_What you should do_:
Line by line, give the data again exactly as it appears, but without pictures.

_Data provided_:
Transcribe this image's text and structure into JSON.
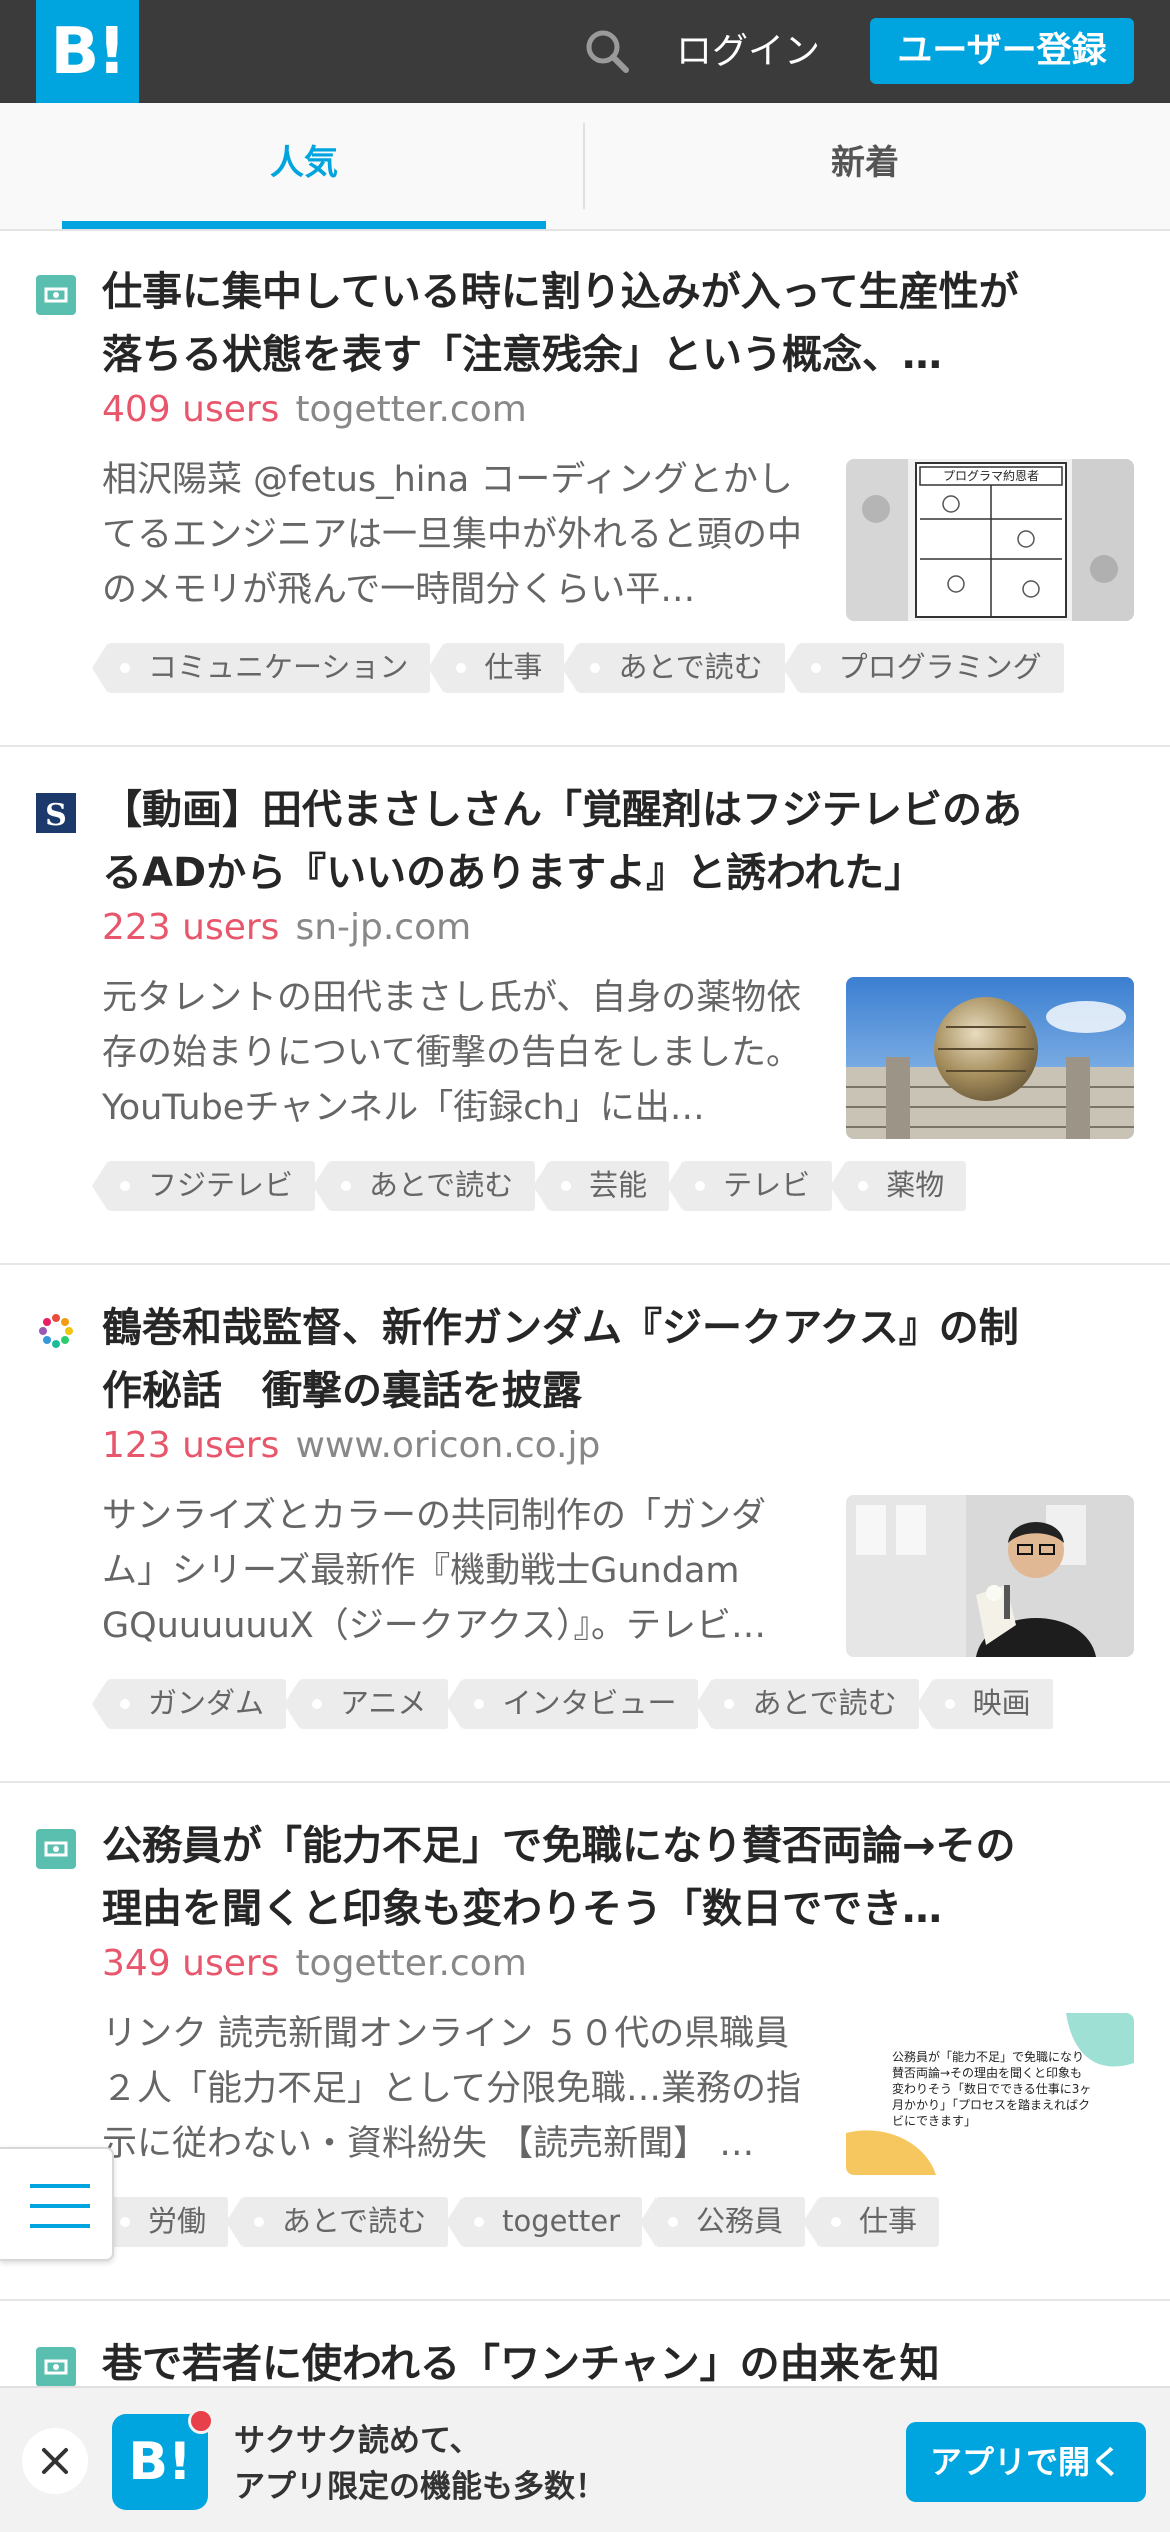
{
  "header": {
    "logo_text": "B!",
    "login_label": "ログイン",
    "register_label": "ユーザー登録",
    "accent_color": "#00a4de"
  },
  "tabs": [
    {
      "label": "人気",
      "active": true
    },
    {
      "label": "新着",
      "active": false
    }
  ],
  "entries": [
    {
      "favicon": "togetter-icon",
      "title": "仕事に集中している時に割り込みが入って生産性が落ちる状態を表す「注意残余」という概念、…",
      "users": "409 users",
      "domain": "togetter.com",
      "description": "相沢陽菜 @fetus_hina コーディングとかしてるエンジニアは一旦集中が外れると頭の中のメモリが飛んで一時間分くらい平…",
      "thumbnail": "manga-programmer-thumbnail",
      "thumb_caption": "プログラマ約恩者",
      "tags": [
        "コミュニケーション",
        "仕事",
        "あとで読む",
        "プログラミング"
      ]
    },
    {
      "favicon": "sn-jp-icon",
      "title": "【動画】田代まさしさん「覚醒剤はフジテレビのあるADから『いいのありますよ』と誘われた」",
      "users": "223 users",
      "domain": "sn-jp.com",
      "description": "元タレントの田代まさし氏が、自身の薬物依存の始まりについて衝撃の告白をしました。 YouTubeチャンネル「街録ch」に出…",
      "thumbnail": "fuji-tv-building-thumbnail",
      "tags": [
        "フジテレビ",
        "あとで読む",
        "芸能",
        "テレビ",
        "薬物"
      ]
    },
    {
      "favicon": "oricon-icon",
      "title": "鶴巻和哉監督、新作ガンダム『ジークアクス』の制作秘話　衝撃の裏話を披露",
      "users": "123 users",
      "domain": "www.oricon.co.jp",
      "description": "サンライズとカラーの共同制作の「ガンダム」シリーズ最新作『機動戦士Gundam GQuuuuuuX（ジークアクス）』。テレビ…",
      "thumbnail": "director-photo-thumbnail",
      "tags": [
        "ガンダム",
        "アニメ",
        "インタビュー",
        "あとで読む",
        "映画"
      ]
    },
    {
      "favicon": "togetter-icon",
      "title": "公務員が「能力不足」で免職になり賛否両論→その理由を聞くと印象も変わりそう「数日ででき…",
      "users": "349 users",
      "domain": "togetter.com",
      "description": "リンク 読売新聞オンライン ５０代の県職員２人「能力不足」として分限免職…業務の指示に従わない・資料紛失 【読売新聞】 …",
      "thumbnail": "text-card-thumbnail",
      "thumb_caption": "公務員が「能力不足」で免職になり賛否両論→その理由を聞くと印象も変わりそう「数日でできる仕事に3ヶ月かかり」「プロセスを踏まえればクビにできます」",
      "tags": [
        "労働",
        "あとで読む",
        "togetter",
        "公務員",
        "仕事"
      ]
    },
    {
      "favicon": "togetter-icon",
      "title": "巷で若者に使われる「ワンチャン」の由来を知"
    }
  ],
  "banner": {
    "line1": "サクサク読めて、",
    "line2": "アプリ限定の機能も多数！",
    "open_label": "アプリで開く",
    "app_icon_text": "B!"
  }
}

_Answer to this problem_:
Transcribe this image's text and structure into JSON.
{
  "header": {
    "logo_text": "B!",
    "login_label": "ログイン",
    "register_label": "ユーザー登録",
    "accent_color": "#00a4de"
  },
  "tabs": [
    {
      "label": "人気",
      "active": true
    },
    {
      "label": "新着",
      "active": false
    }
  ],
  "entries": [
    {
      "favicon": "togetter-icon",
      "title": "仕事に集中している時に割り込みが入って生産性が落ちる状態を表す「注意残余」という概念、…",
      "users": "409 users",
      "domain": "togetter.com",
      "description": "相沢陽菜 @fetus_hina コーディングとかしてるエンジニアは一旦集中が外れると頭の中のメモリが飛んで一時間分くらい平…",
      "thumbnail": "manga-programmer-thumbnail",
      "thumb_caption": "プログラマ約恩者",
      "tags": [
        "コミュニケーション",
        "仕事",
        "あとで読む",
        "プログラミング"
      ]
    },
    {
      "favicon": "sn-jp-icon",
      "title": "【動画】田代まさしさん「覚醒剤はフジテレビのあるADから『いいのありますよ』と誘われた」",
      "users": "223 users",
      "domain": "sn-jp.com",
      "description": "元タレントの田代まさし氏が、自身の薬物依存の始まりについて衝撃の告白をしました。 YouTubeチャンネル「街録ch」に出…",
      "thumbnail": "fuji-tv-building-thumbnail",
      "tags": [
        "フジテレビ",
        "あとで読む",
        "芸能",
        "テレビ",
        "薬物"
      ]
    },
    {
      "favicon": "oricon-icon",
      "title": "鶴巻和哉監督、新作ガンダム『ジークアクス』の制作秘話　衝撃の裏話を披露",
      "users": "123 users",
      "domain": "www.oricon.co.jp",
      "description": "サンライズとカラーの共同制作の「ガンダム」シリーズ最新作『機動戦士Gundam GQuuuuuuX（ジークアクス）』。テレビ…",
      "thumbnail": "director-photo-thumbnail",
      "tags": [
        "ガンダム",
        "アニメ",
        "インタビュー",
        "あとで読む",
        "映画"
      ]
    },
    {
      "favicon": "togetter-icon",
      "title": "公務員が「能力不足」で免職になり賛否両論→その理由を聞くと印象も変わりそう「数日ででき…",
      "users": "349 users",
      "domain": "togetter.com",
      "description": "リンク 読売新聞オンライン ５０代の県職員２人「能力不足」として分限免職…業務の指示に従わない・資料紛失 【読売新聞】 …",
      "thumbnail": "text-card-thumbnail",
      "thumb_caption": "公務員が「能力不足」で免職になり賛否両論→その理由を聞くと印象も変わりそう「数日でできる仕事に3ヶ月かかり」「プロセスを踏まえればクビにできます」",
      "tags": [
        "労働",
        "あとで読む",
        "togetter",
        "公務員",
        "仕事"
      ]
    },
    {
      "favicon": "togetter-icon",
      "title": "巷で若者に使われる「ワンチャン」の由来を知"
    }
  ],
  "banner": {
    "line1": "サクサク読めて、",
    "line2": "アプリ限定の機能も多数！",
    "open_label": "アプリで開く",
    "app_icon_text": "B!"
  }
}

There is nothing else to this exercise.